 We have toured the U.S. "Eagle" many times.
After leaving these ports, the ships will head up the Saint Lawrence to Quebec, before returning to Halifax later this month, where they will be joined by many others. Then a race across the Atlantic to France.  Imagine!  

Friday, 30 June 2017

"Mon Canada"

There are many quilts being made in honour of Canada's 150th birthday, but none more unique than this one from Clare, Nova Scotia.Guilde Acadienne de Clare made this quilt which depicts the Acadian contribution to Canada. Designed by guild president Joan Tufts, many members had a hand in stitching the patchwork, appliqueing and embroidering blocks, as well as the hand quilting. Entitled "Mon Canada", the centre of the quilt features the Grand-Pré church, considered the most important historic site of the Acadian people, and recalls their saddest and most heroic moments. You can see colourful houses,forests, fishing boats, lobsters, and the local lighthouse overlooking Baie-Sainte Marie. Poppies represent the Acadian veterans who served to defend our country. Also shown is the Acadian Métis Association symbol, and examples of 3 languages: French, English, and Michif (mixed language that uses French nouns with Cree verbs and Cree grammar.) Look for the N.S.tartan and the Canadian maple leaf, a thistle and laurel, as well as the Acadian star.
"Mon Canada" had its debut exhibit at the Canadian Quilters' Association "Quilt Canada" conference in Toronto last month, and will be officially unveiled
at tomorrow's July 1st municipal ceremonies in Clare. It will travel the region throughout the year, including the annual Quilt show in Saulnierville (watch for more info to follow)..
Its permanent home will be at the Saulnierville Parish hall where the guild meets to sew every week. (A little bird told me it might also pay a visit to Amherst during the Nova Scotia Fibre Arts Festival!) Thank you to Joan Tufts for sharing these wonderful pictures and story of a very meaningful quilt.
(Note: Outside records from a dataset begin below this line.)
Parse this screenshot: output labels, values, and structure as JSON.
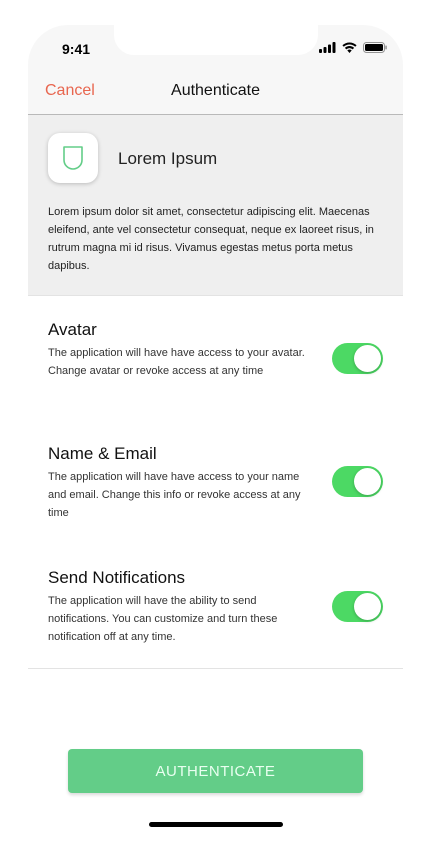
{
  "status_bar": {
    "time": "9:41"
  },
  "nav": {
    "cancel_label": "Cancel",
    "title": "Authenticate"
  },
  "app": {
    "name": "Lorem Ipsum",
    "icon": "shield-icon",
    "description": "Lorem ipsum dolor sit amet, consectetur adipiscing elit. Maecenas eleifend, ante vel consectetur consequat, neque ex laoreet risus, in rutrum magna mi id risus. Vivamus egestas metus porta metus dapibus."
  },
  "permissions": [
    {
      "title": "Avatar",
      "description": "The application will have have access to your avatar. Change avatar or revoke access at any time",
      "enabled": true
    },
    {
      "title": "Name & Email",
      "description": "The application will have have access to your name and email. Change this info or revoke access at any time",
      "enabled": true
    },
    {
      "title": "Send Notifications",
      "description": "The application will have the ability to send notifications. You can customize and turn these notification off at any time.",
      "enabled": true
    }
  ],
  "auth_button_label": "AUTHENTICATE",
  "colors": {
    "accent_cancel": "#e8664f",
    "toggle_on": "#4cd964",
    "button": "#63cd88"
  }
}
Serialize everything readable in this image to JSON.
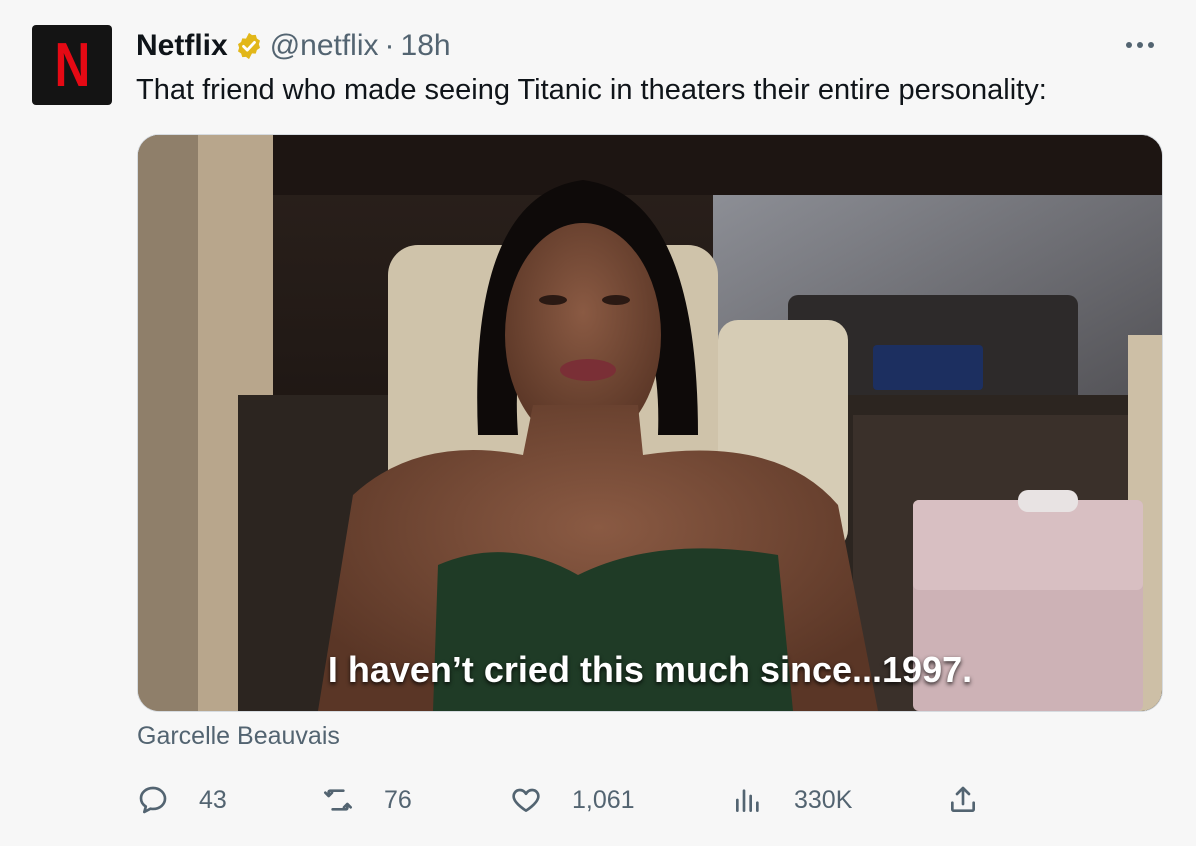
{
  "tweet": {
    "author_name": "Netflix",
    "handle": "@netflix",
    "separator": "·",
    "time": "18h",
    "text": "That friend who made seeing Titanic in theaters their entire personality:",
    "avatar_letter": "N",
    "verified_icon": "verified-badge-icon"
  },
  "media": {
    "subtitle": "I haven’t cried this much since...1997.",
    "credit": "Garcelle Beauvais"
  },
  "actions": {
    "replies": "43",
    "retweets": "76",
    "likes": "1,061",
    "views": "330K"
  },
  "colors": {
    "brand_red": "#e50914",
    "verified_gold": "#e2b719",
    "muted_text": "#536471"
  }
}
Tuesday, 27 June 2017

Four Grand

I've been sewing up a storm, and have a new pattern available for a set of really cool table mats.  The design was inspired by this gorgeous,mostly black and white fabric collection called "Sparkle and Fade" from Hoffman California Fabrics.
The fabric is elegant and rich, the ebony and ivory of a grand piano.  Or even better -four grand pianos! I chose different prints for each, two white and two black.  This one made me think of John Lennon's famous white piano :)
A pure white low loft needle punch batting was used, since place mats shouldn't be too puffy. The white keys were quilted heavily with pebbles, and the black ones left as is so that they pop up. I used 50 weight Aurifil thread for quilting the keys, and Aurifil silver metallic to work a simple serpentine stitch on the piano itself.
After quilting, 12 weight Aurifil was used to topstitch straight lines down the keys.  Simple, but effective. This thread is available from my thread store.
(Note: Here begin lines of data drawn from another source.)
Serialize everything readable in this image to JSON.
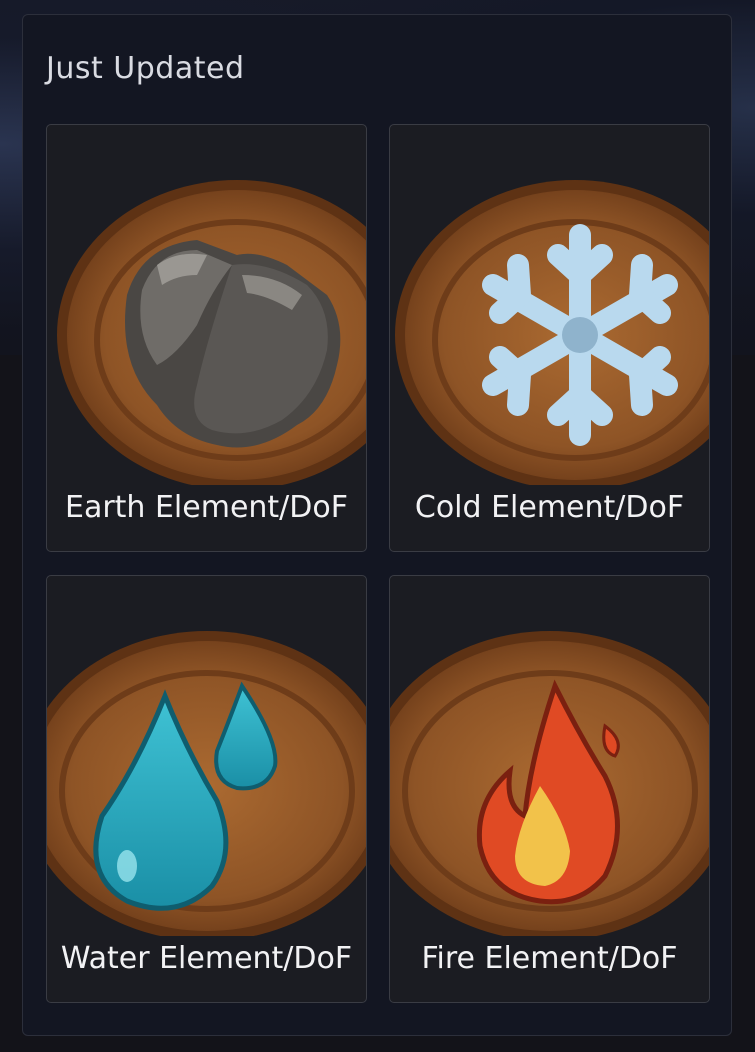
{
  "section": {
    "title": "Just Updated"
  },
  "cards": [
    {
      "label": "Earth Element/DoF",
      "icon": "earth-rock-icon"
    },
    {
      "label": "Cold Element/DoF",
      "icon": "snowflake-icon"
    },
    {
      "label": "Water Element/DoF",
      "icon": "water-drops-icon"
    },
    {
      "label": "Fire Element/DoF",
      "icon": "fire-icon"
    }
  ],
  "colors": {
    "panel_bg": "#131622",
    "card_bg": "#1b1c22",
    "wood": "#8a5226",
    "wood_light": "#b06e35",
    "text": "#f2f2f4"
  }
}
I love the black polka dot binding!

The mats measure about 16" each way.  What's really cool is that they all fit together to make a centrepiece. They are very easy to make, as the keyboard is strip-pieced, and the body of the piano is just one piece.

 The pattern is available as a printed copy from my website, or as an instant download here.